● WORK ORDER
Write out all of the entries below word for word.

*** Opening EXERCISE MATERIALS ***

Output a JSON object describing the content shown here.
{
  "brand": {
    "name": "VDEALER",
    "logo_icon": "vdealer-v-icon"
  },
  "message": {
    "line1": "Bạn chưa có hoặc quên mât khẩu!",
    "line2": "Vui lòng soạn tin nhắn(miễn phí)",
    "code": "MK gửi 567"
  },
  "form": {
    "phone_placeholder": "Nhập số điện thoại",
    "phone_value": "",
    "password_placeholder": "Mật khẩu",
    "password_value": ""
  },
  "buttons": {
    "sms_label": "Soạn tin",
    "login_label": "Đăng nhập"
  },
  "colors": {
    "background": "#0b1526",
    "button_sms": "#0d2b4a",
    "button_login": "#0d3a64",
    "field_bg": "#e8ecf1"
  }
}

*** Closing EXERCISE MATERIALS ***

● RESULT OF THE EXERCISE
Output a JSON object describing the content shown here.
{
  "brand": {
    "name": "VDEALER",
    "logo_icon": "vdealer-v-icon"
  },
  "message": {
    "line1": "Bạn chưa có hoặc quên mât khẩu!",
    "line2": "Vui lòng soạn tin nhắn(miễn phí)",
    "code": "MK gửi 567"
  },
  "form": {
    "phone_placeholder": "Nhập số điện thoại",
    "phone_value": "",
    "password_placeholder": "Mật khẩu",
    "password_value": ""
  },
  "buttons": {
    "sms_label": "Soạn tin",
    "login_label": "Đăng nhập"
  },
  "colors": {
    "background": "#0b1526",
    "button_sms": "#0d2b4a",
    "button_login": "#0d3a64",
    "field_bg": "#e8ecf1"
  }
}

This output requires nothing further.